*Exercise instructions:*
Return all of the entries, keeping every word and mark as it is.

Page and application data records
----
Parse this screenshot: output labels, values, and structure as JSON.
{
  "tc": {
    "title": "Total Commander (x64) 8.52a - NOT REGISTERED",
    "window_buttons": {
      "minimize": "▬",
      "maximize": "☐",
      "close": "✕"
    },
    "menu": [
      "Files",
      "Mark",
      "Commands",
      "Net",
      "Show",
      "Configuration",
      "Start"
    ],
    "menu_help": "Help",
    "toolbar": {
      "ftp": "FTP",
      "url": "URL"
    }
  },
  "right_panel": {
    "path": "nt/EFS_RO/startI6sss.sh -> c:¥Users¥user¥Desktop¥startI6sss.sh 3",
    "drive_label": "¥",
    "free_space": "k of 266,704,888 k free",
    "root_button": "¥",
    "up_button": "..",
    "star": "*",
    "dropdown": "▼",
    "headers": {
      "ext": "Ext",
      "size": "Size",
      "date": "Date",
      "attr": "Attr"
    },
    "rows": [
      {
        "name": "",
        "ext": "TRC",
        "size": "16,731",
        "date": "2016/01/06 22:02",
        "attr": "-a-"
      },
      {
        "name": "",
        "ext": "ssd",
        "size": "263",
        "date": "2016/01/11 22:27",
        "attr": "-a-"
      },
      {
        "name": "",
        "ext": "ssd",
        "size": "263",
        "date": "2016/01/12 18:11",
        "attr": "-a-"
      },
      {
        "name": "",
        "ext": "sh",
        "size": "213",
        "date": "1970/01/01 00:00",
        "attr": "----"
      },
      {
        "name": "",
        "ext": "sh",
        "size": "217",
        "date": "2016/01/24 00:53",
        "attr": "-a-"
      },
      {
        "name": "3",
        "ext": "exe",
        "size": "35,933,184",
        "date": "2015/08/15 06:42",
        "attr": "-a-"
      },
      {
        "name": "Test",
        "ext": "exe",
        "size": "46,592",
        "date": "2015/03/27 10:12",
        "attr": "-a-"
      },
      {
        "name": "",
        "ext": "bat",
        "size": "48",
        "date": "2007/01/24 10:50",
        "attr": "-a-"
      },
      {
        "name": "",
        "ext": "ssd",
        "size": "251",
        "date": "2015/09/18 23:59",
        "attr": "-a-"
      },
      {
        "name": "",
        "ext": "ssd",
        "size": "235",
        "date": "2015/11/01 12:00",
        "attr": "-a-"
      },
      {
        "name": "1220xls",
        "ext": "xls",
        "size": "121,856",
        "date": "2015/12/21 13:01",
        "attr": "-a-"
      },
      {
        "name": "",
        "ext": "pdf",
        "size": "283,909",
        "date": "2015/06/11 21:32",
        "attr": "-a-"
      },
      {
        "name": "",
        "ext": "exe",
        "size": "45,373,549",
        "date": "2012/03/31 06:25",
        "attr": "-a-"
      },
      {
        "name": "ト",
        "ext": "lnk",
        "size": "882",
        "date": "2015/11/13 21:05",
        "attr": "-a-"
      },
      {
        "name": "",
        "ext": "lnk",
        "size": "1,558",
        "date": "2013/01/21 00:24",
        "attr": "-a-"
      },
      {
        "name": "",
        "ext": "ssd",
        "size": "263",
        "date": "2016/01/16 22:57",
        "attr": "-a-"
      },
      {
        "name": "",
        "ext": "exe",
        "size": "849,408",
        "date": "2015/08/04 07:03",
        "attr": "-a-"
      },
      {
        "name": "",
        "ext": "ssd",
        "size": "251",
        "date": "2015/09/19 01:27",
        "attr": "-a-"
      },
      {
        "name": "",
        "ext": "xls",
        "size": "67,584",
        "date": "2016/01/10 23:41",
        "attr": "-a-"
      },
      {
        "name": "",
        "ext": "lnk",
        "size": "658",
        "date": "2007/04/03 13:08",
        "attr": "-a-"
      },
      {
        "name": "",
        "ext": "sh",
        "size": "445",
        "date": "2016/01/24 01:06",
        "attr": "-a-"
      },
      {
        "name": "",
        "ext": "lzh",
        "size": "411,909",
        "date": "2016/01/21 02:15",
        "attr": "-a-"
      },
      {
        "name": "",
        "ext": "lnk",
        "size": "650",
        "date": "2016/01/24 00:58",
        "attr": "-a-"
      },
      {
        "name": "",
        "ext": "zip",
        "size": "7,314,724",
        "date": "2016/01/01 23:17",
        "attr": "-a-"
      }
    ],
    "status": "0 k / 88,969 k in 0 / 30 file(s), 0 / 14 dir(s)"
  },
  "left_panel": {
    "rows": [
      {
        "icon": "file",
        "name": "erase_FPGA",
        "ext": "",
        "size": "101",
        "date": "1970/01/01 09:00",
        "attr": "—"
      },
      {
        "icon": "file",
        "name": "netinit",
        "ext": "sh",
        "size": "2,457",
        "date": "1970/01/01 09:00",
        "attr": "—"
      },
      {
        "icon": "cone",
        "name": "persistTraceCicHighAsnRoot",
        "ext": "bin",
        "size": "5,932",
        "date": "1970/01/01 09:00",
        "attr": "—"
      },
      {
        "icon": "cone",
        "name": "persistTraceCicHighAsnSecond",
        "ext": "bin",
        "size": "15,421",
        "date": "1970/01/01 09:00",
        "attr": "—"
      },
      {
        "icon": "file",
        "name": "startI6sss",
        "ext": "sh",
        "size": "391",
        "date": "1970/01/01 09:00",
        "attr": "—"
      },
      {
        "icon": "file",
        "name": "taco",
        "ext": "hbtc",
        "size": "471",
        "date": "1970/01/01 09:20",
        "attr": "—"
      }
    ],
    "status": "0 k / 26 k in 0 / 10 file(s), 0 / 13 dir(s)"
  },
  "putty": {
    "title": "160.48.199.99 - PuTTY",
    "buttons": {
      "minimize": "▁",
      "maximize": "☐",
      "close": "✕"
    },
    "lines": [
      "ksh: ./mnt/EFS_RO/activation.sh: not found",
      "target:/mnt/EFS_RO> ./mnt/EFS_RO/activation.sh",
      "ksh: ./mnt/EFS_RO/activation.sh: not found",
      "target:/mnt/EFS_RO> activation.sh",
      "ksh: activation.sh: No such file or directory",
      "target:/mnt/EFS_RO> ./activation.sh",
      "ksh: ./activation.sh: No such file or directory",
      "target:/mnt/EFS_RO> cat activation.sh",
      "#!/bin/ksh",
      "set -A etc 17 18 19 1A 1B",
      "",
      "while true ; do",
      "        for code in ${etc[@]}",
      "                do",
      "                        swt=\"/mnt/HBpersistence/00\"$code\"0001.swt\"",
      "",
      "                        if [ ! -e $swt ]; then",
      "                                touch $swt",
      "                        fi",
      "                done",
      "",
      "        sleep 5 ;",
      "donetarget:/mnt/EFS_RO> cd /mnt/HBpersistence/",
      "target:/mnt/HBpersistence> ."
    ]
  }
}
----
*Response to this task:*
Parse this screenshot: output labels, values, and structure as JSON.
{
  "tc": {
    "title": "Total Commander (x64) 8.52a - NOT REGISTERED",
    "window_buttons": {
      "minimize": "▬",
      "maximize": "☐",
      "close": "✕"
    },
    "menu": [
      "Files",
      "Mark",
      "Commands",
      "Net",
      "Show",
      "Configuration",
      "Start"
    ],
    "menu_help": "Help",
    "toolbar": {
      "ftp": "FTP",
      "url": "URL"
    }
  },
  "right_panel": {
    "path": "nt/EFS_RO/startI6sss.sh -> c:¥Users¥user¥Desktop¥startI6sss.sh 3",
    "drive_label": "¥",
    "free_space": "k of 266,704,888 k free",
    "root_button": "¥",
    "up_button": "..",
    "star": "*",
    "dropdown": "▼",
    "headers": {
      "ext": "Ext",
      "size": "Size",
      "date": "Date",
      "attr": "Attr"
    },
    "rows": [
      {
        "name": "",
        "ext": "TRC",
        "size": "16,731",
        "date": "2016/01/06 22:02",
        "attr": "-a-"
      },
      {
        "name": "",
        "ext": "ssd",
        "size": "263",
        "date": "2016/01/11 22:27",
        "attr": "-a-"
      },
      {
        "name": "",
        "ext": "ssd",
        "size": "263",
        "date": "2016/01/12 18:11",
        "attr": "-a-"
      },
      {
        "name": "",
        "ext": "sh",
        "size": "213",
        "date": "1970/01/01 00:00",
        "attr": "----"
      },
      {
        "name": "",
        "ext": "sh",
        "size": "217",
        "date": "2016/01/24 00:53",
        "attr": "-a-"
      },
      {
        "name": "3",
        "ext": "exe",
        "size": "35,933,184",
        "date": "2015/08/15 06:42",
        "attr": "-a-"
      },
      {
        "name": "Test",
        "ext": "exe",
        "size": "46,592",
        "date": "2015/03/27 10:12",
        "attr": "-a-"
      },
      {
        "name": "",
        "ext": "bat",
        "size": "48",
        "date": "2007/01/24 10:50",
        "attr": "-a-"
      },
      {
        "name": "",
        "ext": "ssd",
        "size": "251",
        "date": "2015/09/18 23:59",
        "attr": "-a-"
      },
      {
        "name": "",
        "ext": "ssd",
        "size": "235",
        "date": "2015/11/01 12:00",
        "attr": "-a-"
      },
      {
        "name": "1220xls",
        "ext": "xls",
        "size": "121,856",
        "date": "2015/12/21 13:01",
        "attr": "-a-"
      },
      {
        "name": "",
        "ext": "pdf",
        "size": "283,909",
        "date": "2015/06/11 21:32",
        "attr": "-a-"
      },
      {
        "name": "",
        "ext": "exe",
        "size": "45,373,549",
        "date": "2012/03/31 06:25",
        "attr": "-a-"
      },
      {
        "name": "ト",
        "ext": "lnk",
        "size": "882",
        "date": "2015/11/13 21:05",
        "attr": "-a-"
      },
      {
        "name": "",
        "ext": "lnk",
        "size": "1,558",
        "date": "2013/01/21 00:24",
        "attr": "-a-"
      },
      {
        "name": "",
        "ext": "ssd",
        "size": "263",
        "date": "2016/01/16 22:57",
        "attr": "-a-"
      },
      {
        "name": "",
        "ext": "exe",
        "size": "849,408",
        "date": "2015/08/04 07:03",
        "attr": "-a-"
      },
      {
        "name": "",
        "ext": "ssd",
        "size": "251",
        "date": "2015/09/19 01:27",
        "attr": "-a-"
      },
      {
        "name": "",
        "ext": "xls",
        "size": "67,584",
        "date": "2016/01/10 23:41",
        "attr": "-a-"
      },
      {
        "name": "",
        "ext": "lnk",
        "size": "658",
        "date": "2007/04/03 13:08",
        "attr": "-a-"
      },
      {
        "name": "",
        "ext": "sh",
        "size": "445",
        "date": "2016/01/24 01:06",
        "attr": "-a-"
      },
      {
        "name": "",
        "ext": "lzh",
        "size": "411,909",
        "date": "2016/01/21 02:15",
        "attr": "-a-"
      },
      {
        "name": "",
        "ext": "lnk",
        "size": "650",
        "date": "2016/01/24 00:58",
        "attr": "-a-"
      },
      {
        "name": "",
        "ext": "zip",
        "size": "7,314,724",
        "date": "2016/01/01 23:17",
        "attr": "-a-"
      }
    ],
    "status": "0 k / 88,969 k in 0 / 30 file(s), 0 / 14 dir(s)"
  },
  "left_panel": {
    "rows": [
      {
        "icon": "file",
        "name": "erase_FPGA",
        "ext": "",
        "size": "101",
        "date": "1970/01/01 09:00",
        "attr": "—"
      },
      {
        "icon": "file",
        "name": "netinit",
        "ext": "sh",
        "size": "2,457",
        "date": "1970/01/01 09:00",
        "attr": "—"
      },
      {
        "icon": "cone",
        "name": "persistTraceCicHighAsnRoot",
        "ext": "bin",
        "size": "5,932",
        "date": "1970/01/01 09:00",
        "attr": "—"
      },
      {
        "icon": "cone",
        "name": "persistTraceCicHighAsnSecond",
        "ext": "bin",
        "size": "15,421",
        "date": "1970/01/01 09:00",
        "attr": "—"
      },
      {
        "icon": "file",
        "name": "startI6sss",
        "ext": "sh",
        "size": "391",
        "date": "1970/01/01 09:00",
        "attr": "—"
      },
      {
        "icon": "file",
        "name": "taco",
        "ext": "hbtc",
        "size": "471",
        "date": "1970/01/01 09:20",
        "attr": "—"
      }
    ],
    "status": "0 k / 26 k in 0 / 10 file(s), 0 / 13 dir(s)"
  },
  "putty": {
    "title": "160.48.199.99 - PuTTY",
    "buttons": {
      "minimize": "▁",
      "maximize": "☐",
      "close": "✕"
    },
    "lines": [
      "ksh: ./mnt/EFS_RO/activation.sh: not found",
      "target:/mnt/EFS_RO> ./mnt/EFS_RO/activation.sh",
      "ksh: ./mnt/EFS_RO/activation.sh: not found",
      "target:/mnt/EFS_RO> activation.sh",
      "ksh: activation.sh: No such file or directory",
      "target:/mnt/EFS_RO> ./activation.sh",
      "ksh: ./activation.sh: No such file or directory",
      "target:/mnt/EFS_RO> cat activation.sh",
      "#!/bin/ksh",
      "set -A etc 17 18 19 1A 1B",
      "",
      "while true ; do",
      "        for code in ${etc[@]}",
      "                do",
      "                        swt=\"/mnt/HBpersistence/00\"$code\"0001.swt\"",
      "",
      "                        if [ ! -e $swt ]; then",
      "                                touch $swt",
      "                        fi",
      "                done",
      "",
      "        sleep 5 ;",
      "donetarget:/mnt/EFS_RO> cd /mnt/HBpersistence/",
      "target:/mnt/HBpersistence> ."
    ]
  }
}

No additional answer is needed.